With the evolution and variety of inkjet options now available, smaller volume print operations are now considering inkjet adoption. OEMs are announcing more in-plants making the move to inkjet. The justification and cost analysis for inkjet is not as straight forward as the cost of acquiring a new toner or offset printer. In evaluating the cost of inkjet adoption there are many considerations beyond the cost of acquisition. There are varying opinions and models for comparing total cost of ownership (TCO). A detailed cost analysis should compare the total cost of finished pieces leaving the facility and the opportunity for impacting the results of printed communications. This is the total cost of manufacturing.
While inkjet has proven to be less expensive than toner printers, new inkjet platforms also present many opportunities for improvements to the overall workflow, labor cost savings and improved throughput for the manufacture of final printed pieces. Paper and ink cost need to be considered. Some print applications will get better image quality and faster throughput on more expensive inkjet treated papers. OEMS have made significant improvements in inks that can run on both coated and uncoated stocks. High area coverage print applications require testing to accurately predict ink usage and optimal production speed for manufacturing.
Start at the end
In evaluating the cost and opportunity for inkjet, we recommend starting at the end of the process. In-plant operations are often measured on the total number of pieces they produce, by application type, in each month or quarter. In the transactional world, most print is inserted into an envelope or enters the mail stream as a self-mailer. Adopting inkjet at the front end can have a dramatic impact on the insertion process.
In traditional transactional mail production, specific inserts are loaded into the various pockets on the inserter. This can be done intelligently – with the software running the inserter, or manually, – with the operator breaking work into batches and changing the physical inserts. Both options require inventory management, accuracy in loading the inserts and, often impact the speed of the inserter. With inkjet, there is the opportunity to eliminate inserts, reduce the time and cost associated with inventory management, and loading inserts into pockets. There is also less time and cost for the programming teams tasked with calculating postage weights of individual inserts and the total weight for each envelope.
Reducing physical inserts also reduces the risk of jams on the inserters, lowering the number of reprints needed due to manufacturing defects. Automation with inkjet can improve overall operational efficiency by reducing the number of touch points, and potential points of failure resulting in less rework. Eliminating errors, delays in finishing and the number of reprints are real costs that impact not only the operation, but the timeliness of the customer receiving the printed piece.
TCO analyses typically measure the cost of equipment acquisition, cost of operation, maintenance, and consumables like paper, ink and power consumption. Looking at end-to-end workflow, inkjet offers faster throughput and reductions in labor and cost associated with insertion and rework. There are also considerations for impact on marketing and customer experience. With the right tools for content creation and management, inkjet offers the opportunity to eliminate inserts, migrate content onto the document, and do away with a separate process for printing inserts.

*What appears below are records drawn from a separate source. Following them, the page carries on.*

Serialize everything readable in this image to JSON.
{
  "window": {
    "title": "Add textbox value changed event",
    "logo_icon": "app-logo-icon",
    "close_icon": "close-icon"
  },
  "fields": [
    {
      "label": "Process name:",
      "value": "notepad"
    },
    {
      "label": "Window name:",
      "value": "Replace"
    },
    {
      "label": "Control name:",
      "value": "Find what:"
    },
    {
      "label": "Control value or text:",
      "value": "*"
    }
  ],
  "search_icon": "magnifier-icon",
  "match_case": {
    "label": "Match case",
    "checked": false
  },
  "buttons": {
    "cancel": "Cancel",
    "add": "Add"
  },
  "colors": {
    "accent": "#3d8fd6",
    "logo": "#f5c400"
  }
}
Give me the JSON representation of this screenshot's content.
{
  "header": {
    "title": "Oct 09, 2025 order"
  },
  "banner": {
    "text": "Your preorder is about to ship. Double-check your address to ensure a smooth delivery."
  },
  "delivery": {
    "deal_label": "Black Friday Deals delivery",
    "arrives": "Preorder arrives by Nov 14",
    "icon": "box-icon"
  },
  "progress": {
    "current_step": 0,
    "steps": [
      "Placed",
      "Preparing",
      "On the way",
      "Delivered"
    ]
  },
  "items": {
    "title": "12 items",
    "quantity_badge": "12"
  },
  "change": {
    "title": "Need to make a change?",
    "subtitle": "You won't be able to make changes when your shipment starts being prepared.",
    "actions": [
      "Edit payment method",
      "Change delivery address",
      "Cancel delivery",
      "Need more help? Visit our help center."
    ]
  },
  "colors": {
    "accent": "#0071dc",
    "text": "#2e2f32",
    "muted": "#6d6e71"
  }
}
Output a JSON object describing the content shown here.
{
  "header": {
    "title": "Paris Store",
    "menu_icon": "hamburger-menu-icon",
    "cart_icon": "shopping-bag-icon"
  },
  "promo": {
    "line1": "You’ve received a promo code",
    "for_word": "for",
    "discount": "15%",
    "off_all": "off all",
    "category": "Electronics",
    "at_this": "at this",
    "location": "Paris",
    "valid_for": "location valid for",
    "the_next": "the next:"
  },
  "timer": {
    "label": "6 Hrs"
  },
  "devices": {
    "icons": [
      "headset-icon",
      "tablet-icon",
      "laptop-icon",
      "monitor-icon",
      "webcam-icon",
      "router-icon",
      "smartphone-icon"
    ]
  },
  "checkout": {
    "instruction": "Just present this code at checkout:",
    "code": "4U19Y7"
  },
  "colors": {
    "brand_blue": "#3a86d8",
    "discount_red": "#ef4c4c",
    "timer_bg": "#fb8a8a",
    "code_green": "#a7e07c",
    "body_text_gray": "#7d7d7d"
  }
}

High volume offset printing may still offer a lower unit cost, when exclusively looking at the cost of print. Yet traditional printing also has several additional costs to the operation, including, job set-up, warehousing and inventory management. And marketing teams are often faced with waste and obsolescence in pre-printed documents and flyers that get outdated, lost and damaged during shipping and warehouse storage. Consumers regularly ignore and toss out separate inserts. Moving content onto the printed piece with inkjet can potentially increase awareness of messages or offers while driving higher conversion and cross selling. Several studies demonstrate higher response and conversion of offers included in the context of a transactional document.
Print drives engagement
These potential results are great for marketing. And these considerations for results from printing, are NOT part of a typical TCO model. Inkjet adoption can potentially have a dramatic impact on strategic goals of awareness, cross selling and upselling. When the operations and marketing teams work together to implement solutions that leverage the full capabilities of inkjet production with a focus on automation, customers will respond.
In-plants and other companies evaluating new technology will have more success in justifying inkjet when they expand the cost benefit analysis to look at the entire workflow – including opportunity for change and automation with inkjet. Inkjet production done correctly is much more than the cost of producing print. It enables organizations to change the way they communicate with customers, prospects and drive growth and impact customer experience.
Inkjet enables in-plant operations to streamline the entire print and mail and manufacturing process for their organizations. Providing value, improving customer experience, and reducing cost. Do all the math for all categories of cost and the positive qualitative impact on results to justify your inkjet investment.
Lois Ritarossi, CMC®, is the President of High Rock Strategies, a consulting firm focused on sales and marketing strategies, and business growth for firms in the print, mail and communication sectors. Lois brings her clients a cross functional skill set and strategic thinking with disciplines in business strategy, sales process, sales training, marketing, software implementation, inkjet transformation and workflow optimization. Lois has enabled clients to successfully launch new products and services with integrated sales and marketing strategies, and enabled sales teams to effectively win new business. You can reach Lois at https://www.highrockstrategies.com/ or Lritarossi@highrockstrategies.com